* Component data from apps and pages
——

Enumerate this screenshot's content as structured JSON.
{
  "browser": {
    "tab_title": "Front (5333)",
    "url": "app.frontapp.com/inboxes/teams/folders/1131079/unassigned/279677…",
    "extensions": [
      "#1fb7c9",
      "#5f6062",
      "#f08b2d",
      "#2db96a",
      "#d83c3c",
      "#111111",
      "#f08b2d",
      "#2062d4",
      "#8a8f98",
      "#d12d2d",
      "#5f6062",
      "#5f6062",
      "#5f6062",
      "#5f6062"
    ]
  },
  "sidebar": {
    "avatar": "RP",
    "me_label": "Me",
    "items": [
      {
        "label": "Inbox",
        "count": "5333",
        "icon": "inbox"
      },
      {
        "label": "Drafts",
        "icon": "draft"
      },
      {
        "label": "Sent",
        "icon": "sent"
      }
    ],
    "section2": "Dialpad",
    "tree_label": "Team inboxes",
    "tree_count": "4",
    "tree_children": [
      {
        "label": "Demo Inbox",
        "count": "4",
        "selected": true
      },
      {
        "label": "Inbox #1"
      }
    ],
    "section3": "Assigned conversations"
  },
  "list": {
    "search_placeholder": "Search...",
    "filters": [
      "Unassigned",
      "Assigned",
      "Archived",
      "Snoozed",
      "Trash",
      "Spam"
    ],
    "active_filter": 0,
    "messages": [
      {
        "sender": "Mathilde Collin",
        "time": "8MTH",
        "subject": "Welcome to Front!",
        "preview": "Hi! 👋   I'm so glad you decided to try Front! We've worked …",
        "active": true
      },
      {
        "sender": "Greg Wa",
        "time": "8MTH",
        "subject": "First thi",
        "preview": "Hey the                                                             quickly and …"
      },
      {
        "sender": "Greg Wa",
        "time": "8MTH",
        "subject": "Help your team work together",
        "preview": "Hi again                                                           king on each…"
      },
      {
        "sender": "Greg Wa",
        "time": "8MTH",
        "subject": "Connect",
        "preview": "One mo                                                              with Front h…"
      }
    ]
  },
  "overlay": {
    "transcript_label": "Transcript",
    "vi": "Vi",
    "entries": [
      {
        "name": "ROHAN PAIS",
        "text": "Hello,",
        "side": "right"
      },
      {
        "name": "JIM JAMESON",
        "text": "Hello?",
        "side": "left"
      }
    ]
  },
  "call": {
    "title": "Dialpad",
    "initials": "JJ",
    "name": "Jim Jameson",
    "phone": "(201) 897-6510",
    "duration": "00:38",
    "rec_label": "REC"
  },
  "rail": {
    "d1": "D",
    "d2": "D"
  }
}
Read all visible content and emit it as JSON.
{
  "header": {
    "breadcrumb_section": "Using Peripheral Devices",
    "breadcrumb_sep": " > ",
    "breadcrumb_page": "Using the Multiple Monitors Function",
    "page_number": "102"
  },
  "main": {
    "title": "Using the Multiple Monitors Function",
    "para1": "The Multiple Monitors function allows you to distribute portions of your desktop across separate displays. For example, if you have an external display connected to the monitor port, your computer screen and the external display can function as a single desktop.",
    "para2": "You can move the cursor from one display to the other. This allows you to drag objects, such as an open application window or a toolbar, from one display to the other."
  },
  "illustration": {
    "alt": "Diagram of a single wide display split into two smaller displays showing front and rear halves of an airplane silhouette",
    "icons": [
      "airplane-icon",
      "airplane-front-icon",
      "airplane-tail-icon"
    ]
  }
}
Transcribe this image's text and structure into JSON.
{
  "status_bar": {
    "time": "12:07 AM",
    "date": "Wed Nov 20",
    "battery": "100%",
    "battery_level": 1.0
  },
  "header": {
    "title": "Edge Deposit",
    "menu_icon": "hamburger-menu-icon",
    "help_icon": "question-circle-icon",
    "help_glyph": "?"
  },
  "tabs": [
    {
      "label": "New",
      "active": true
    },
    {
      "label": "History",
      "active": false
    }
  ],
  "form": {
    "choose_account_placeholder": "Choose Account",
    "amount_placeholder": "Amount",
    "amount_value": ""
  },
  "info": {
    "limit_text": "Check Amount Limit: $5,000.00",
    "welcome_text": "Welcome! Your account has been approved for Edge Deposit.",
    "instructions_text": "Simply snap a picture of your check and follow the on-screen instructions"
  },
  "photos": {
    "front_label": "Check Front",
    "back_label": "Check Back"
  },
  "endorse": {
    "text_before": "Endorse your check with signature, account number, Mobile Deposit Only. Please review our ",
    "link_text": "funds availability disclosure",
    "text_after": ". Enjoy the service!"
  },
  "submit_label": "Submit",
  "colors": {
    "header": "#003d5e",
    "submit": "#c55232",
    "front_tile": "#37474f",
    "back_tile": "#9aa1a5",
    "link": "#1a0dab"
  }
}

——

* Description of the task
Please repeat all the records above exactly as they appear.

* Solution to the exercise
Enumerate this screenshot's content as structured JSON.
{
  "browser": {
    "tab_title": "Front (5333)",
    "url": "app.frontapp.com/inboxes/teams/folders/1131079/unassigned/279677…",
    "extensions": [
      "#1fb7c9",
      "#5f6062",
      "#f08b2d",
      "#2db96a",
      "#d83c3c",
      "#111111",
      "#f08b2d",
      "#2062d4",
      "#8a8f98",
      "#d12d2d",
      "#5f6062",
      "#5f6062",
      "#5f6062",
      "#5f6062"
    ]
  },
  "sidebar": {
    "avatar": "RP",
    "me_label": "Me",
    "items": [
      {
        "label": "Inbox",
        "count": "5333",
        "icon": "inbox"
      },
      {
        "label": "Drafts",
        "icon": "draft"
      },
      {
        "label": "Sent",
        "icon": "sent"
      }
    ],
    "section2": "Dialpad",
    "tree_label": "Team inboxes",
    "tree_count": "4",
    "tree_children": [
      {
        "label": "Demo Inbox",
        "count": "4",
        "selected": true
      },
      {
        "label": "Inbox #1"
      }
    ],
    "section3": "Assigned conversations"
  },
  "list": {
    "search_placeholder": "Search...",
    "filters": [
      "Unassigned",
      "Assigned",
      "Archived",
      "Snoozed",
      "Trash",
      "Spam"
    ],
    "active_filter": 0,
    "messages": [
      {
        "sender": "Mathilde Collin",
        "time": "8MTH",
        "subject": "Welcome to Front!",
        "preview": "Hi! 👋   I'm so glad you decided to try Front! We've worked …",
        "active": true
      },
      {
        "sender": "Greg Wa",
        "time": "8MTH",
        "subject": "First thi",
        "preview": "Hey the                                                             quickly and …"
      },
      {
        "sender": "Greg Wa",
        "time": "8MTH",
        "subject": "Help your team work together",
        "preview": "Hi again                                                           king on each…"
      },
      {
        "sender": "Greg Wa",
        "time": "8MTH",
        "subject": "Connect",
        "preview": "One mo                                                              with Front h…"
      }
    ]
  },
  "overlay": {
    "transcript_label": "Transcript",
    "vi": "Vi",
    "entries": [
      {
        "name": "ROHAN PAIS",
        "text": "Hello,",
        "side": "right"
      },
      {
        "name": "JIM JAMESON",
        "text": "Hello?",
        "side": "left"
      }
    ]
  },
  "call": {
    "title": "Dialpad",
    "initials": "JJ",
    "name": "Jim Jameson",
    "phone": "(201) 897-6510",
    "duration": "00:38",
    "rec_label": "REC"
  },
  "rail": {
    "d1": "D",
    "d2": "D"
  }
}
Read all visible content and emit it as JSON.
{
  "header": {
    "breadcrumb_section": "Using Peripheral Devices",
    "breadcrumb_sep": " > ",
    "breadcrumb_page": "Using the Multiple Monitors Function",
    "page_number": "102"
  },
  "main": {
    "title": "Using the Multiple Monitors Function",
    "para1": "The Multiple Monitors function allows you to distribute portions of your desktop across separate displays. For example, if you have an external display connected to the monitor port, your computer screen and the external display can function as a single desktop.",
    "para2": "You can move the cursor from one display to the other. This allows you to drag objects, such as an open application window or a toolbar, from one display to the other."
  },
  "illustration": {
    "alt": "Diagram of a single wide display split into two smaller displays showing front and rear halves of an airplane silhouette",
    "icons": [
      "airplane-icon",
      "airplane-front-icon",
      "airplane-tail-icon"
    ]
  }
}
Transcribe this image's text and structure into JSON.
{
  "status_bar": {
    "time": "12:07 AM",
    "date": "Wed Nov 20",
    "battery": "100%",
    "battery_level": 1.0
  },
  "header": {
    "title": "Edge Deposit",
    "menu_icon": "hamburger-menu-icon",
    "help_icon": "question-circle-icon",
    "help_glyph": "?"
  },
  "tabs": [
    {
      "label": "New",
      "active": true
    },
    {
      "label": "History",
      "active": false
    }
  ],
  "form": {
    "choose_account_placeholder": "Choose Account",
    "amount_placeholder": "Amount",
    "amount_value": ""
  },
  "info": {
    "limit_text": "Check Amount Limit: $5,000.00",
    "welcome_text": "Welcome! Your account has been approved for Edge Deposit.",
    "instructions_text": "Simply snap a picture of your check and follow the on-screen instructions"
  },
  "photos": {
    "front_label": "Check Front",
    "back_label": "Check Back"
  },
  "endorse": {
    "text_before": "Endorse your check with signature, account number, Mobile Deposit Only. Please review our ",
    "link_text": "funds availability disclosure",
    "text_after": ". Enjoy the service!"
  },
  "submit_label": "Submit",
  "colors": {
    "header": "#003d5e",
    "submit": "#c55232",
    "front_tile": "#37474f",
    "back_tile": "#9aa1a5",
    "link": "#1a0dab"
  }
}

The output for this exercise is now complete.